And, of course, I meant to say that our distaste of insects and spiders is therefore innate. We are, according to that theory, hard-wired to feel antipathy and even fear of them. That means that it is “evolutionary,” in the OP’s terminology. Does that automatic response confer some advantage to us? Or has it in the past promoted our continued existence? Maybe. I’m unaware of any beneficial relationship between humans and those creatures, although there are certainly advantages to be had in avoiding many of them. Yes, I know that bees make honey that we eat and that the insects pollinate the plants that provide our food, and so on. I’m only talking about the direct relationship between any two organisms - much in the context of the OP - and there don’t seem to be any that would promote our natural selection and survival, but several that would inhibit it. xo C.

Not sure if this is scientifically validated, but…

I have been told that if you show a baby a piece of paper with a large circle and eight arms coming off it, they will exhibit similar fear responses as they would to a real spider.

This works for children who’ve never come across a spider before.I have Steven Pinker’s book upstairs (Blank Slate, it’s called) so I’ll go see what he has to say.

I suppose I am the exception to the rule , when you get right down to it .

I was literally born with no innate fear of any animal I can think of . My parents were not Tarzan and Jane , I did not have the early exposure to anything beyond a couple family dogs and a cat . We lived in the city , and my mother was DEATHLY afraid of snakes until the day she died . But…

I grew up crazy about horses . A much larger animal I had no contact with , except on TV . And yet one of my first words was horse . I would approach any horse , pony , mule , cow or what-have-you without a second thought as soon as I could walk .

I have always loved snakes . Always . No fear at all . When I was as young as 2 or 3 , when asked what my favorite animals were , the answer was always horses and snakes :dubious: . How is THAT for a combination ?

I played with insects and spiders when I was a kid . Regularly . I would let spiders crawl on my open palm , trying not to giggle as their legs tickled me .

My reaction to zoo animals was never fear ; awe and respect , yes , but with a large measure of ‘awwwwwwwwww I wanna hug him’ . Still is , in fact .

Over the years , I have learned more respect for animals , but there is still no real fear there .

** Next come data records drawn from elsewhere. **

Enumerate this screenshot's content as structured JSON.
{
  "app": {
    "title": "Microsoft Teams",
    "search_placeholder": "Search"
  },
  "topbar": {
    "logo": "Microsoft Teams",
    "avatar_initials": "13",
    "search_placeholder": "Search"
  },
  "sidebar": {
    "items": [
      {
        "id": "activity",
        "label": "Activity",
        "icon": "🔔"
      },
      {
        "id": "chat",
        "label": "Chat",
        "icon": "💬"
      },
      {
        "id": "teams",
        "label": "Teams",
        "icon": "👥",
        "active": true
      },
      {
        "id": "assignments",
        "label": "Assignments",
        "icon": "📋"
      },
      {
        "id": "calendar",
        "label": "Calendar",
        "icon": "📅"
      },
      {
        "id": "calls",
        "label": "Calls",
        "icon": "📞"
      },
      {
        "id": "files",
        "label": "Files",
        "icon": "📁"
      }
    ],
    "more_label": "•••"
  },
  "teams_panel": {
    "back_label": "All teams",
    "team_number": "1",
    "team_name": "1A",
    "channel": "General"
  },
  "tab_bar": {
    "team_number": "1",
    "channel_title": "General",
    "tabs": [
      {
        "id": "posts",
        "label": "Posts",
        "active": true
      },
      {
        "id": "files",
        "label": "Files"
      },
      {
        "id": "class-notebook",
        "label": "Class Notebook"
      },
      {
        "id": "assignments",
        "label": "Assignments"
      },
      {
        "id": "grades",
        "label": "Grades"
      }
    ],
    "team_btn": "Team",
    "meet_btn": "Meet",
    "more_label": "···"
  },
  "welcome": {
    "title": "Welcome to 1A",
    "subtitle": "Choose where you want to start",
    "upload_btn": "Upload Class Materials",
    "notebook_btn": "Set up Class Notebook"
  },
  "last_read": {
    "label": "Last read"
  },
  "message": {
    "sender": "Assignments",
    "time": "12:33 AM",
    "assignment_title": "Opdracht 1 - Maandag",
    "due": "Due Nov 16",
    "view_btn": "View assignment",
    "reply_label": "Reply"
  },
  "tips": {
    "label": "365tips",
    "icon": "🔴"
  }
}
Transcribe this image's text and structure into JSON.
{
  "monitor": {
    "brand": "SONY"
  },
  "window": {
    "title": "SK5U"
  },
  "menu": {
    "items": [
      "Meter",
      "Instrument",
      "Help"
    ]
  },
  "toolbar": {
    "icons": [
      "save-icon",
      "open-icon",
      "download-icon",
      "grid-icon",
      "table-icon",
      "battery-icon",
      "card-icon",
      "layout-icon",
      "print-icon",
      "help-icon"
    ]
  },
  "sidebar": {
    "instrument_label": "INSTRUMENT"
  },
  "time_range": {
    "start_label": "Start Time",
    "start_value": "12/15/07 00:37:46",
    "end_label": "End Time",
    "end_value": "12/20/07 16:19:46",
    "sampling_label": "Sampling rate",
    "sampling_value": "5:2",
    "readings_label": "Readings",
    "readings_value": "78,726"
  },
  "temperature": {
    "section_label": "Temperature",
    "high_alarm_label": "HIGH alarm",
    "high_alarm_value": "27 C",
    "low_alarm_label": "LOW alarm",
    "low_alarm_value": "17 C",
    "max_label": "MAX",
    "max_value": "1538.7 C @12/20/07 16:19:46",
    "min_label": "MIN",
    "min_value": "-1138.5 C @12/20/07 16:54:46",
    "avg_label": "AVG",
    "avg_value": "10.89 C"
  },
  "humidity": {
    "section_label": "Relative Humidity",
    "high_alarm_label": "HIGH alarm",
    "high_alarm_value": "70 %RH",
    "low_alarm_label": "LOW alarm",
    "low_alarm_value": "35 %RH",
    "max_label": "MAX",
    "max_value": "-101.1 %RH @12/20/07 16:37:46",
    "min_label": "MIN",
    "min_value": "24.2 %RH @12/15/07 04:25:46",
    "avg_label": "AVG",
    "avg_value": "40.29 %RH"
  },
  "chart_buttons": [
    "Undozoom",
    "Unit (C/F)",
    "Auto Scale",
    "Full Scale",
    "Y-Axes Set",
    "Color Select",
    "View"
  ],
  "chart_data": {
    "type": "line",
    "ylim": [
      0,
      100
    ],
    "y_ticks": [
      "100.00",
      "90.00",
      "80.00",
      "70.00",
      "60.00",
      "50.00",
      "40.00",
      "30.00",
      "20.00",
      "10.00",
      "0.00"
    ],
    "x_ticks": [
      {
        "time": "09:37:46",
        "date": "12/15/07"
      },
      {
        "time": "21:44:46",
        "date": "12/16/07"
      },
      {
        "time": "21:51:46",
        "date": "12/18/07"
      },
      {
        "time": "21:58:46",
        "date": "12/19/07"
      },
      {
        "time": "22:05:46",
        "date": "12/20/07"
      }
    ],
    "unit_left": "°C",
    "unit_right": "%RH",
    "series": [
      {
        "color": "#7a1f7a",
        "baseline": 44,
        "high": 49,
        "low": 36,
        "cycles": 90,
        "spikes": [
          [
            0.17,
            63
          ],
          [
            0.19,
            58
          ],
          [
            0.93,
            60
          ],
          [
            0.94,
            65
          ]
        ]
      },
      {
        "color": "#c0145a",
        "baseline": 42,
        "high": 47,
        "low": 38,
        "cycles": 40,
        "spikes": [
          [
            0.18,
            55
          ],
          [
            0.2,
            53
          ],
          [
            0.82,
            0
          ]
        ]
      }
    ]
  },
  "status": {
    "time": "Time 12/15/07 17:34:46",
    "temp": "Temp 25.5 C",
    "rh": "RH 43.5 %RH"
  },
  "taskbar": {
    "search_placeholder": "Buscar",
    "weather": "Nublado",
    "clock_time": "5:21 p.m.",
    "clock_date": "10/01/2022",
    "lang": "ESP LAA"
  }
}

So I am either a freak of nature (which is entirely possible) or the fear of certain animals is a learned trait and not inherited (even tho THAT is hard for me to understand in my case too , since my mother did her level best to pound fear of everything but dogs into my head from birth…) .

The theory would have more credibility if there actually were any evidence that fear of insects and spiders is innate.

A lot of cultures today commonly use insects for food: locusts, termites, beetle larvae, etc. It is very likely that our more remote ancestors did too. Under natural conditions anybody having an innate aversion to insects would be depriving themselves of a potentially significant source of food. Such a trait would be highly maladaptive, and it is very unlikely it would have evolved.

That was part of my point. Other than falling and loud noises, and the unfamiliar, I don’t think I’ve seen evidence that babies are innately afraid of anything. This is why they are so hard to take care of.

OK, I guess I misunderstood what you were getting at, then.